I have a full-time job, a household to run, an aging body to maintain, and family to care for and enjoy. To all the businesses and services that I use: please stop dinging my phone every two minutes with another multipage survey.
I get it. The goal is to improve customer, client, and patient satisfaction and keep them and their wallets coming back. I think it does work.
Before surveys and ratings became a primary focus of businesses, it seemed there used to be in every business office at least one disgruntled, rude, crabby employee who had worked there seemingly forever and obviously hated his or her job.
I have noticed in this era of frequent surveying, employees are very aware that you might give them a poor review. Even those same crabby employees (if they still are employed there) are making an effort to be pleasant. I don’t care if they are faking it; if I am at a doctor’s office and feeling like death warmed over, I have a reasonable expectation that the receptionist speak to me respectfully and courteously.
I still remember the very first customer survey I got. It was for a new car. The survey came in the mail back then. Not e-mail; the kind of mail that used to arrive in your mailbox in front of your house, in an envelope, with a stamp.
My first thought was that I had gained an unrequested penpal. When I ignored the first multipage questionnaire he sent, he sent another, then another. That one came with a quarter taped to it, which I guess was supposed to encourage me to complete it.
Oooh, a shiny new quarter! My new penpal evidentally had been living in a cave on a deserted island for the last 30 years and had never heard of inflation.
Nevertheless, to get him off my back and out of my mailbox, I decided to respond. Most of the questions had to do with the car’s mechanical performance. I can check a car’s fluid levels and the air in the tires and gas it up. Other than that, I know nothing about what makes it run. I would not be surprised to open the hood and find that it is powered by steroid-enhanced gerbils.
Some mysteries of life are not meant to be understood, like HMOs, your phone bill, and Michael Jackson.
I thought once I had returned the completed questionnaire to the dealer, he would leave me alone. Wrong. My penpal wasn’t done with me yet.

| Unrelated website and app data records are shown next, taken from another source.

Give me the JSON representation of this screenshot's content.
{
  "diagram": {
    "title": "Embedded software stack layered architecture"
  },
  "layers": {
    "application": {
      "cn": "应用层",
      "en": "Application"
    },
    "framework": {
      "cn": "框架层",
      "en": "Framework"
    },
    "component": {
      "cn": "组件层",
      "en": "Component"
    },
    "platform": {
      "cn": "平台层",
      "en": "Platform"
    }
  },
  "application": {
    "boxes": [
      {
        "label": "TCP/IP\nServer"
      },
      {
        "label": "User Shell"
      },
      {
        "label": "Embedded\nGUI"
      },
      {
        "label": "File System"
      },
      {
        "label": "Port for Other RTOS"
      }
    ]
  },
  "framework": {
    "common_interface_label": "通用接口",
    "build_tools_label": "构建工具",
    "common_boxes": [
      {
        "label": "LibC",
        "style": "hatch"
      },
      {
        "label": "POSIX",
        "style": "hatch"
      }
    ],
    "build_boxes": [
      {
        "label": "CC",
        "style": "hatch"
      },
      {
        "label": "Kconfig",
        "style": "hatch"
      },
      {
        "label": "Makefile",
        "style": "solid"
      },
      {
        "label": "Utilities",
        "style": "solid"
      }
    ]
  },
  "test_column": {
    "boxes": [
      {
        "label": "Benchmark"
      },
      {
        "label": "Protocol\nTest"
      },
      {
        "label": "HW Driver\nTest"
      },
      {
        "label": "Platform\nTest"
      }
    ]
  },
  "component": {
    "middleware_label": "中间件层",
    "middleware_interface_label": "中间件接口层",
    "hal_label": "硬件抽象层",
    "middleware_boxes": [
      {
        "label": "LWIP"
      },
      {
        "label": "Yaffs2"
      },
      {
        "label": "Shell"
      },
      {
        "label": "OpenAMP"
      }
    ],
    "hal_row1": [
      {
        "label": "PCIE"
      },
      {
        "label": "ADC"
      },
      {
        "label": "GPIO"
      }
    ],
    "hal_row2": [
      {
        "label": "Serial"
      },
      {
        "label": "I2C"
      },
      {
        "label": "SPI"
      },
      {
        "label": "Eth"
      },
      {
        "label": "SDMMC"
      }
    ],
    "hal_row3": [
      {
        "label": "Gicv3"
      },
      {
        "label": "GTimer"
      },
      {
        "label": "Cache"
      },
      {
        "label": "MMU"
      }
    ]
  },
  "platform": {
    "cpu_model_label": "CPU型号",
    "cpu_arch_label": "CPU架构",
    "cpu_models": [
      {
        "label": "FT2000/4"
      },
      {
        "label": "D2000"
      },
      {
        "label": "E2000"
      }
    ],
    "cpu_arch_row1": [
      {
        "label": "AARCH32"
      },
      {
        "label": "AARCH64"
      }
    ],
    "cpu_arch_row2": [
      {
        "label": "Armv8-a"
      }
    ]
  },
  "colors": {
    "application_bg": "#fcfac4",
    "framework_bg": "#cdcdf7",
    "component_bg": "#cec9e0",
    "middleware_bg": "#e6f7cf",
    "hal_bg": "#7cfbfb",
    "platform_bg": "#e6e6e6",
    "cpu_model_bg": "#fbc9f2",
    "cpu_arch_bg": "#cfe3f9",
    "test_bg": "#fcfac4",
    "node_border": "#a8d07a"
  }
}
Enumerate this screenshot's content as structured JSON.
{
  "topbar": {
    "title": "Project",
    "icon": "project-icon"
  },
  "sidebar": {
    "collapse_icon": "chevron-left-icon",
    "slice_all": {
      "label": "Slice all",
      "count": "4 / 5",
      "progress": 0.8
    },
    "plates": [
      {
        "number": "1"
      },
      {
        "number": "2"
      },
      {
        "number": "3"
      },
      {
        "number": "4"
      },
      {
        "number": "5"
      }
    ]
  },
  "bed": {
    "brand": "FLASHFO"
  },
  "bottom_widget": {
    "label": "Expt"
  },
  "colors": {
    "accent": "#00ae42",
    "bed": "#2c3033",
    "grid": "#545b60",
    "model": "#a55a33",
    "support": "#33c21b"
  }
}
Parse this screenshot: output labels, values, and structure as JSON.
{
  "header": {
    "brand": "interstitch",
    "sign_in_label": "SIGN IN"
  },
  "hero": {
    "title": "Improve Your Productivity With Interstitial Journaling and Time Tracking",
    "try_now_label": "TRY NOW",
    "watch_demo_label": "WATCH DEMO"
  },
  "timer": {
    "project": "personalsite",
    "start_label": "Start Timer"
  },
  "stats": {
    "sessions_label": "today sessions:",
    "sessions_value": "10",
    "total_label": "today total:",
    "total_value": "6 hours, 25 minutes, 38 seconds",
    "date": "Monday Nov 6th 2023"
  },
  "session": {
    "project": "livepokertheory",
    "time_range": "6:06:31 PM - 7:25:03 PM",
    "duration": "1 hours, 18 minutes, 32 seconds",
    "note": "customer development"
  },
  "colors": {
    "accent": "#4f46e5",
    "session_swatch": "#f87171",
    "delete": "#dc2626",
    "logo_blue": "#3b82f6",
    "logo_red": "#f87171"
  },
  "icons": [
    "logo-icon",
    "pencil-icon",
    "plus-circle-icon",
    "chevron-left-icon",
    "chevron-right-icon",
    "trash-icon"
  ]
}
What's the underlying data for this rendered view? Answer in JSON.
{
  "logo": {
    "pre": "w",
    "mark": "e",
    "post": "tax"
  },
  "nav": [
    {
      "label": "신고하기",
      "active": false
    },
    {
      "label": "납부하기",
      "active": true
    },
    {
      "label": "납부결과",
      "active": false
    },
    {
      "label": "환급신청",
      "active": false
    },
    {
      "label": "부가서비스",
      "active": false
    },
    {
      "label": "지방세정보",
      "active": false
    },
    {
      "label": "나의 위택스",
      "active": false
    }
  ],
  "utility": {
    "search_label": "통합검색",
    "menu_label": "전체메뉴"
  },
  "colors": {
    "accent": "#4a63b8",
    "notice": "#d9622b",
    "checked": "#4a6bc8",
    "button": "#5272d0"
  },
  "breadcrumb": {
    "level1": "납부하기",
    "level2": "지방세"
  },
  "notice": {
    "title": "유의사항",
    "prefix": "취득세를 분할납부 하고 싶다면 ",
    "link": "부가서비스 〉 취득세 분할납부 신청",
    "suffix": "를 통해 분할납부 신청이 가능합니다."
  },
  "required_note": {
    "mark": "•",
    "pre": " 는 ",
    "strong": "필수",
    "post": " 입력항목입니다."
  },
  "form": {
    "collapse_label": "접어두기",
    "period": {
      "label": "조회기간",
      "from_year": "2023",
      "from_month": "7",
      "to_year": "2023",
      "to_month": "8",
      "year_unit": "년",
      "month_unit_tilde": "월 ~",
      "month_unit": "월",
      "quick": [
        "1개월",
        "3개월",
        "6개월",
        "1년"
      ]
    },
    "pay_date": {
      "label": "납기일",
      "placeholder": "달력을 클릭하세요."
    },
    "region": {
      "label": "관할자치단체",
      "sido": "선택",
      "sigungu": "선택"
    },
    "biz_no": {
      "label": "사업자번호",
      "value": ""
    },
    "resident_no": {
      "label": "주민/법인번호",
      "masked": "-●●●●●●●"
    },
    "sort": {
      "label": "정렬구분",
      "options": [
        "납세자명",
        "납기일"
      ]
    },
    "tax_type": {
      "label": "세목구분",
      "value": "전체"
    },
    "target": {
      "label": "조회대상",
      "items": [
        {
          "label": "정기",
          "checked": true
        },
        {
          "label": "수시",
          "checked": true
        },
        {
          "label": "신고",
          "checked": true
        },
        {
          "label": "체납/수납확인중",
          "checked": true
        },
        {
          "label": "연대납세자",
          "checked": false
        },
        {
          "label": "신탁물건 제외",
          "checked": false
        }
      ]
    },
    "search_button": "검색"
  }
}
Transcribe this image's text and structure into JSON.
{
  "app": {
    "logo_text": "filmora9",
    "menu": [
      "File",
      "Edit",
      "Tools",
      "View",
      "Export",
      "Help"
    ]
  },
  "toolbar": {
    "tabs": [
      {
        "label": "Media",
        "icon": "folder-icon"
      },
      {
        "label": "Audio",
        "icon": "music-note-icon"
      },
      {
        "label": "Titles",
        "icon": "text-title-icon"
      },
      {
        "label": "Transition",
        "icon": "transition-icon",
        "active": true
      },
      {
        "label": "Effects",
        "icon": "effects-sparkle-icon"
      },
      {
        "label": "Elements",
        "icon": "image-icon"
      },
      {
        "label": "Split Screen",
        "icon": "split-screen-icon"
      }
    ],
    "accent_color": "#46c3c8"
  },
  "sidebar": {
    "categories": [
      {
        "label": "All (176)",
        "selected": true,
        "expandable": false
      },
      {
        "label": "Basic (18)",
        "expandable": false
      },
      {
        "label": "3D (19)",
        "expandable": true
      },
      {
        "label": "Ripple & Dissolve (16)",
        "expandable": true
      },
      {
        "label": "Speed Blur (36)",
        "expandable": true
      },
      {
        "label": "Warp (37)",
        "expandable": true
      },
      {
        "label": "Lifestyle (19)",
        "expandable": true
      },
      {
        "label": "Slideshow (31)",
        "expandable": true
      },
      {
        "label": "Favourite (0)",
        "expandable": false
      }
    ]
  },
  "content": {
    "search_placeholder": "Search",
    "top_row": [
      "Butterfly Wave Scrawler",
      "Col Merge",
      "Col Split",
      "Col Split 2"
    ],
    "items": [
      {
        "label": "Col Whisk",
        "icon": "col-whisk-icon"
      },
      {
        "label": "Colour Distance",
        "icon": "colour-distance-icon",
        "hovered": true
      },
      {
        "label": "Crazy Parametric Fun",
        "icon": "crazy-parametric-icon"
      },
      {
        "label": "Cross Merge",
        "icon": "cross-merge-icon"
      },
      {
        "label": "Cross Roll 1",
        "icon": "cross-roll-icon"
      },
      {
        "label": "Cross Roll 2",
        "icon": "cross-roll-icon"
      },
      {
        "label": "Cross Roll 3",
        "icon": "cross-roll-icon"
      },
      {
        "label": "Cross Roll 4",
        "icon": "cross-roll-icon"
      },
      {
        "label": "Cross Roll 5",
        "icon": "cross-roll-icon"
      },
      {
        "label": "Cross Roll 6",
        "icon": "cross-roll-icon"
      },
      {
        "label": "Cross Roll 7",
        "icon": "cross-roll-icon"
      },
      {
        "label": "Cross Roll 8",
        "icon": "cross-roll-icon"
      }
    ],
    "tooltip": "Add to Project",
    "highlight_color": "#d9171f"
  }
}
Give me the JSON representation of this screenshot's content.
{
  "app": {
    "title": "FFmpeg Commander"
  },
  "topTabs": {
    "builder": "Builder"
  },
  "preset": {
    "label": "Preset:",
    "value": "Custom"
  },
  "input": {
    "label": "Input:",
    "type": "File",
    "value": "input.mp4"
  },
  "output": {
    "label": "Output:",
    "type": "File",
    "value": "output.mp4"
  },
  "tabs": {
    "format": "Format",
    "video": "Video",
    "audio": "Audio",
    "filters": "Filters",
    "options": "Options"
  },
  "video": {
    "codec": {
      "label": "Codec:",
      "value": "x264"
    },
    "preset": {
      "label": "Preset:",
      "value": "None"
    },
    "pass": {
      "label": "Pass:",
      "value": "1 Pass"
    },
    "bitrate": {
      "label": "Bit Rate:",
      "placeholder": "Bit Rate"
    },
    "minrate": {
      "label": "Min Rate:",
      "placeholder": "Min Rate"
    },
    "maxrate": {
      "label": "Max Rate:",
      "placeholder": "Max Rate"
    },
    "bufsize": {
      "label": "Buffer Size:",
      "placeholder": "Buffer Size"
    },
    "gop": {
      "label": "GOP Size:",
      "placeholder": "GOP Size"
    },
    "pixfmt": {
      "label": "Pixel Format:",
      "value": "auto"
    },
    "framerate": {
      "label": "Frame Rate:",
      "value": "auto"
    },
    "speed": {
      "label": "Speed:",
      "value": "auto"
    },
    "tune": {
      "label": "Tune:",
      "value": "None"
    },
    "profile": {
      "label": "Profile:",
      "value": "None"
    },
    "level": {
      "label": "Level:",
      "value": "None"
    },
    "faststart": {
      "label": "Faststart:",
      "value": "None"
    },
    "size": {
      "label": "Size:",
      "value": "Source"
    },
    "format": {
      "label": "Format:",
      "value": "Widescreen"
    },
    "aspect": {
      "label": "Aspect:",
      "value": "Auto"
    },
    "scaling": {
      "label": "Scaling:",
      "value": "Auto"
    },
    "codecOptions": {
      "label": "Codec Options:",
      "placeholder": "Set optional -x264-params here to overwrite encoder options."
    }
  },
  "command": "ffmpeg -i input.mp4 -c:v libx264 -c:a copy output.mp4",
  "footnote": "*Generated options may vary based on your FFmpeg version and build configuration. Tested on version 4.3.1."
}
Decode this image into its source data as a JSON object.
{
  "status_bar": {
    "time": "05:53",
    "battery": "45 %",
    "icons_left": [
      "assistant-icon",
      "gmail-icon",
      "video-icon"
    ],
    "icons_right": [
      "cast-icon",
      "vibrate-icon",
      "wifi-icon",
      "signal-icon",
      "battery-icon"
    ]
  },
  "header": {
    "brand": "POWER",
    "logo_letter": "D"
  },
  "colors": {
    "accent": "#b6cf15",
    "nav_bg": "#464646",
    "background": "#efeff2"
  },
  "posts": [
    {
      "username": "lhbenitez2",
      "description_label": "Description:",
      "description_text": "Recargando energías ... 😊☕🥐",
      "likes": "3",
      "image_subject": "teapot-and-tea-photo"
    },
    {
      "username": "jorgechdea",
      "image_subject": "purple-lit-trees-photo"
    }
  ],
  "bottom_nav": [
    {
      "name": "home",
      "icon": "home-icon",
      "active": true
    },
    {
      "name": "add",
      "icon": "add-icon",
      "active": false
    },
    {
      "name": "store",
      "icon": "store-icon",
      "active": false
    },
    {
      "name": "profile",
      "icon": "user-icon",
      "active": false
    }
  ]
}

The next questionnaire arrived with a crisp one-dollar bill attached. Now we were talking. Paper money! Maybe he would send another and attach a 5-dollar bill, then a ten. I obliged his one-dollar request by filling out yet another survey.
This version was, how shall I describe it? Weird. As humorist Dave Barry would say, I am not making this up.
This one had sections devoted to my personal values, my feelings, and the character of my new vehicle. One question asked me to check which character traits best described my car: was it classy, traditional, adventurous, relaxed, sporty, or friendly?
Its character? It is an inanimate object. It has no character.
Then it asked what brand names best fit my car’s image? Crayola, Timex, Harley Davidson, Doritos, or Rolex? Which store would I say matches my new car’s image: Wal-Mart, Eddie Bauer, Saks Fifth Avenue, Banana Republic, or Sears?
Look, Mr. Penpal, when I come out of Wal-Mart with bulging shopping bags, I had better not find that my snobby vehicle has sneaked off to Saks Fifth Avenue to park next to the Cadillacs, Mercedes, and Lexuses (Lexi? The fact that I am not sure what the plural of Lexus is should hint at the answer to that question).
Then it asked if I considered my new car to be a leader. You betcha, Mister. When I drive down the street in my new car, other vehicles which were on their way to business lunches at fancy restaurants, make a sudden U-turn and follow my car through the drive-through at White Castle. That’s how strong my car’s leadership skills are.
Then it asked if my vehicle makes me feel proud, successful, prestigious. Does it inspire envy in my friends?
Look, buddy, all I want from my car is that it safely and consistently get me from point A to point B. I do not attain any sense of self-worth from a vehicle. I couldn’t care less who might be impressed by it. As a matter of fact, as long as it remains dependable, I would be perfectly content to drive it until there is nothing left of it but a frame, a functional engine, a steering wheel, and a seat. When I drive around in it, I will look like Wonder Woman cruising the airwaves in her invisible plane, only with a much less admirable figure and without the cape.
In an ideal situation, my car and I (both of us old, decrepit, and rusty) would expire at precisely the same moment, preferably on the cemetery grounds parked atop an empty hole, thus saving my family a lot of trouble and expense.
My car’s character might be expecting Grey Poupon and a fine Cabernet, but it is getting the cheap yellow mustard in a squeeze bottle and generic cola and it can like it or lump it.
Meanwhile, all you businesses please stop dinging my phone with multipage surveys half a dozen times a day. Do a better job of training your employees in the skill of customer satisfaction and fire the rude, crabby, and inefficient ones.